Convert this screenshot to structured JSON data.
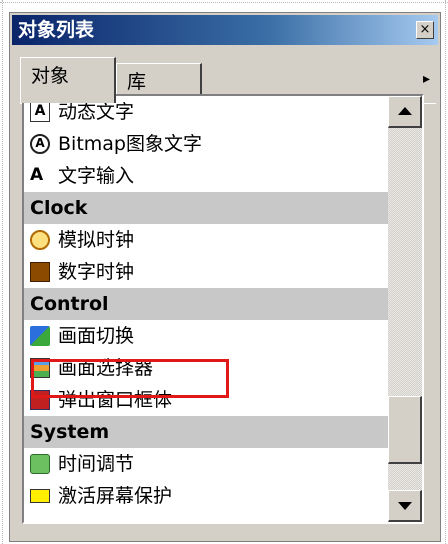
{
  "window": {
    "title": "对象列表",
    "close_label": "×"
  },
  "tabs": [
    {
      "label": "对象",
      "active": true
    },
    {
      "label": "库",
      "active": false
    }
  ],
  "tab_scroll_arrow": "▸",
  "list": {
    "rows": [
      {
        "type": "item",
        "label": "动态文字",
        "icon": "text-a-icon",
        "icon_glyph": "A"
      },
      {
        "type": "item",
        "label": "Bitmap图象文字",
        "icon": "bitmap-text-icon",
        "icon_glyph": "A"
      },
      {
        "type": "item",
        "label": "文字输入",
        "icon": "text-input-icon",
        "icon_glyph": "A"
      },
      {
        "type": "category",
        "label": "Clock"
      },
      {
        "type": "item",
        "label": "模拟时钟",
        "icon": "analog-clock-icon"
      },
      {
        "type": "item",
        "label": "数字时钟",
        "icon": "digital-clock-icon"
      },
      {
        "type": "category",
        "label": "Control"
      },
      {
        "type": "item",
        "label": "画面切换",
        "icon": "screen-switch-icon"
      },
      {
        "type": "item",
        "label": "画面选择器",
        "icon": "screen-selector-icon",
        "highlighted": true
      },
      {
        "type": "item",
        "label": "弹出窗口框体",
        "icon": "popup-window-icon"
      },
      {
        "type": "category",
        "label": "System"
      },
      {
        "type": "item",
        "label": "时间调节",
        "icon": "time-adjust-icon"
      },
      {
        "type": "item",
        "label": "激活屏幕保护",
        "icon": "screensaver-icon"
      }
    ]
  },
  "colors": {
    "titlebar_start": "#0a246a",
    "titlebar_end": "#a6caf0",
    "panel": "#d4d0c8",
    "category_bg": "#c8c8c8",
    "highlight_border": "#e01818"
  }
}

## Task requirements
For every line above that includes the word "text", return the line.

## Response for this exercise
        "icon": "text-a-icon",
        "icon": "bitmap-text-icon",
        "icon": "text-input-icon",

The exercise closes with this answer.